◆ What the exercise asks
Copy every line of the entries that includes the word "Finance".
::::::::::
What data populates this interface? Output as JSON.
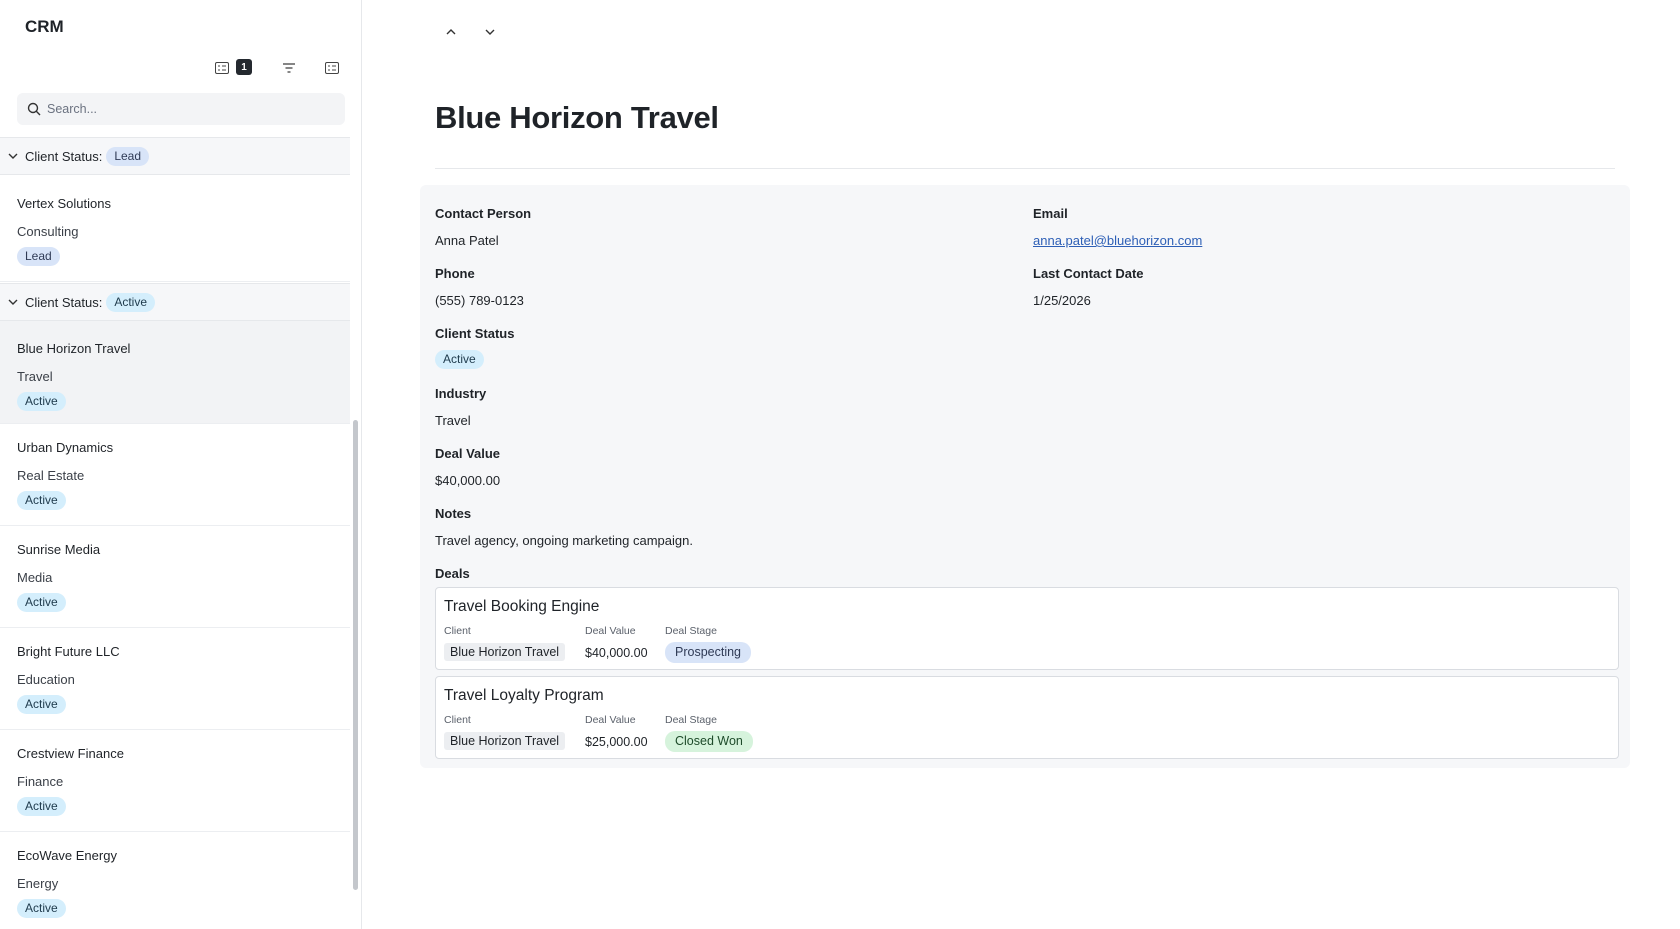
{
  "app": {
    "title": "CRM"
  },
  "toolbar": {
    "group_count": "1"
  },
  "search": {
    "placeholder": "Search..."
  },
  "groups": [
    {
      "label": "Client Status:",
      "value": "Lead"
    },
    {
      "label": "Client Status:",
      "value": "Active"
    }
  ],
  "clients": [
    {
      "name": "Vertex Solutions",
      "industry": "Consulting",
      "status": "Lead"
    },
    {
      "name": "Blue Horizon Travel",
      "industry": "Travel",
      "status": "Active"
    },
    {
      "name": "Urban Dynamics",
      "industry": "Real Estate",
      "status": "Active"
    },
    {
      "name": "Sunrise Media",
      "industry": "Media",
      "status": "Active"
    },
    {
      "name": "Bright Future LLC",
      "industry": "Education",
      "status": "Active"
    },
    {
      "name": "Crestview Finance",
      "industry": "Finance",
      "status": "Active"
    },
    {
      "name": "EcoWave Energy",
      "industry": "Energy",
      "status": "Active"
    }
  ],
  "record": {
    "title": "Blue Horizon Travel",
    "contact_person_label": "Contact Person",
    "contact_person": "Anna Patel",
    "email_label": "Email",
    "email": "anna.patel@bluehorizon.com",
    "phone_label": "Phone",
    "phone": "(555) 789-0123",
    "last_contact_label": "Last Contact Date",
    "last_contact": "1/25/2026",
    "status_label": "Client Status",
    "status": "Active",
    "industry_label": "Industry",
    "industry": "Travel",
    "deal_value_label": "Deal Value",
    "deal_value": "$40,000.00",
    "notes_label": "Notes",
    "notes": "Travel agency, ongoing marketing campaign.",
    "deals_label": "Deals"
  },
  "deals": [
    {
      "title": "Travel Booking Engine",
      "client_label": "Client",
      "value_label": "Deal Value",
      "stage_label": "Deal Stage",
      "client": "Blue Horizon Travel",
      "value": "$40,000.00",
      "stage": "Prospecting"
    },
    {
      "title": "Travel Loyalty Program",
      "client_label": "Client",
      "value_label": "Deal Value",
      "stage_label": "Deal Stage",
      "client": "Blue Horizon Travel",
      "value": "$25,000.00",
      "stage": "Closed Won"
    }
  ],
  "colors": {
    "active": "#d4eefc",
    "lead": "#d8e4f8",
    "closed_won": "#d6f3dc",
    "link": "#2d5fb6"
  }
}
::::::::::
◆ Task result
      "name": "Crestview Finance",
      "industry": "Finance",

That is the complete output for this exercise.